*Work order*
Determine how many lines in the listing below contain "damask", then give only that number.

*Supplied information*

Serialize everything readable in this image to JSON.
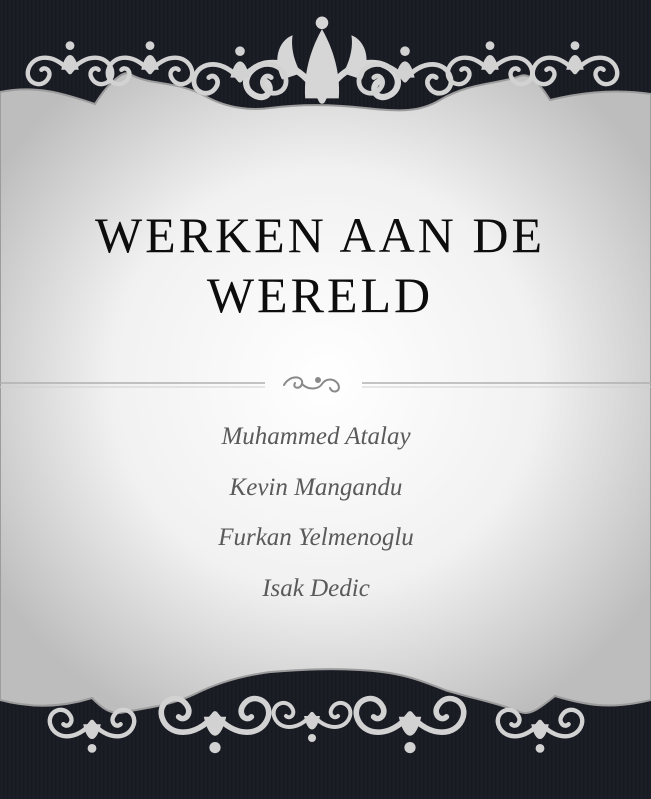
{
  "slide": {
    "title_lines": [
      "WERKEN AAN DE",
      "WERELD"
    ],
    "authors": [
      "Muhammed Atalay",
      "Kevin Mangandu",
      "Furkan Yelmenoglu",
      "Isak Dedic"
    ]
  },
  "colors": {
    "band": "#14161d",
    "panel_center": "#ffffff",
    "panel_edge": "#b9b9b9",
    "ornament": "#cfcfcf",
    "title": "#0d0d0d",
    "author": "#5a5a5a"
  },
  "icons": {
    "top_ornament": "damask-flourish-icon",
    "bottom_ornament": "damask-flourish-icon",
    "divider_ornament": "scroll-flourish-icon"
  }
}
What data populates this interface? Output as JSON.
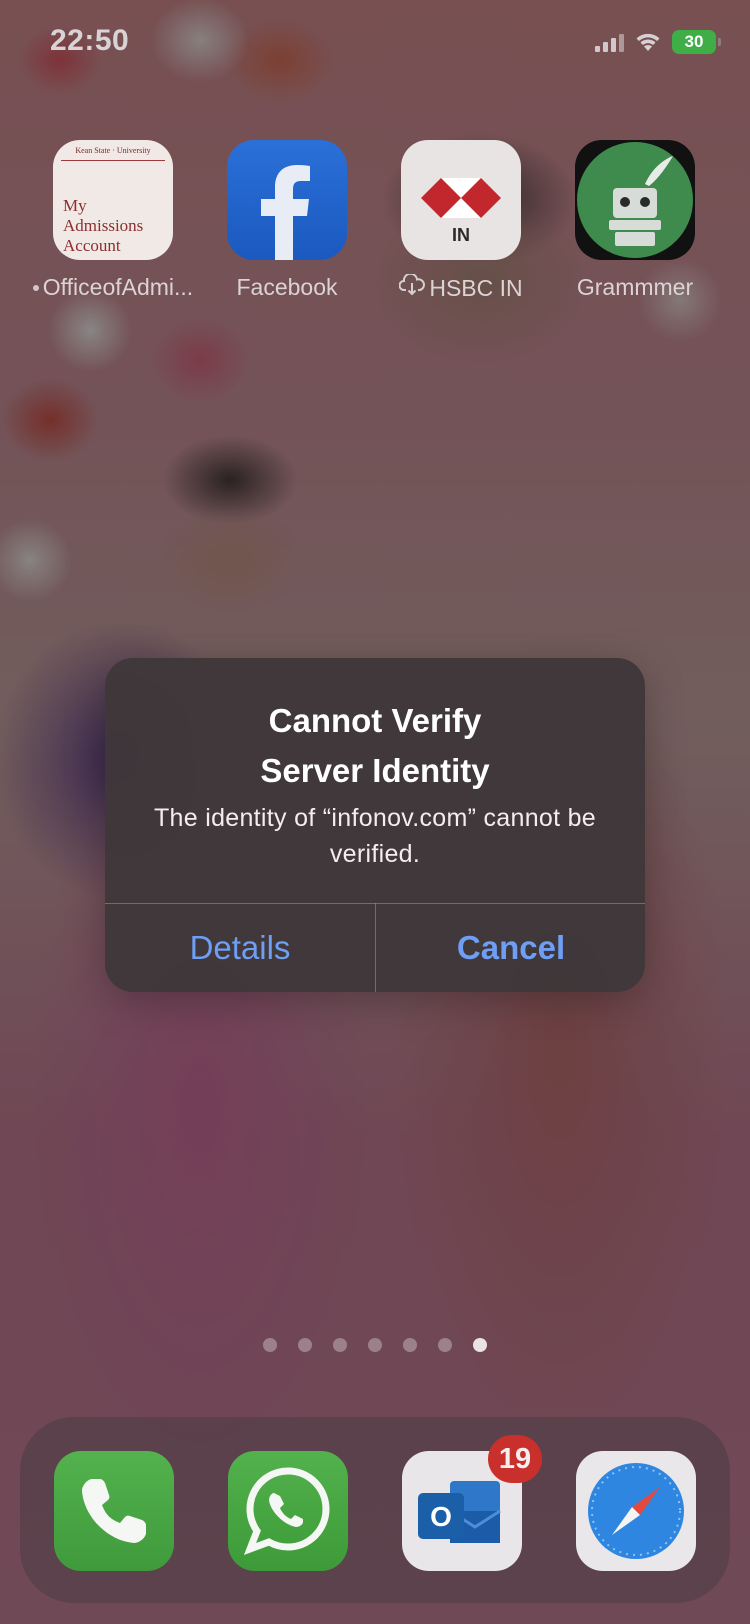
{
  "status_bar": {
    "time": "22:50",
    "battery_percent": "30"
  },
  "apps": [
    {
      "label": "OfficeofAdmi...",
      "icon": "admissions-icon",
      "icon_topline": "Kean State · University",
      "icon_text_line1": "My",
      "icon_text_line2": "Admissions",
      "icon_text_line3": "Account",
      "has_dot": true
    },
    {
      "label": "Facebook",
      "icon": "facebook-icon"
    },
    {
      "label": "HSBC IN",
      "icon": "hsbc-icon",
      "icon_sub": "IN",
      "downloading": true
    },
    {
      "label": "Grammmer",
      "icon": "grammmer-icon"
    }
  ],
  "alert": {
    "title_line1": "Cannot Verify",
    "title_line2": "Server Identity",
    "message": "The identity of “infonov.com” cannot be verified.",
    "details_label": "Details",
    "cancel_label": "Cancel"
  },
  "page_dots": {
    "count": 7,
    "active_index": 6
  },
  "dock": {
    "apps": [
      {
        "name": "Phone",
        "icon": "phone-icon"
      },
      {
        "name": "WhatsApp",
        "icon": "whatsapp-icon"
      },
      {
        "name": "Outlook",
        "icon": "outlook-icon",
        "badge": "19"
      },
      {
        "name": "Safari",
        "icon": "safari-icon"
      }
    ]
  },
  "colors": {
    "alert_button": "#6e9ff5",
    "badge": "#c9302c",
    "battery": "#3fae47"
  }
}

*Written answer*
2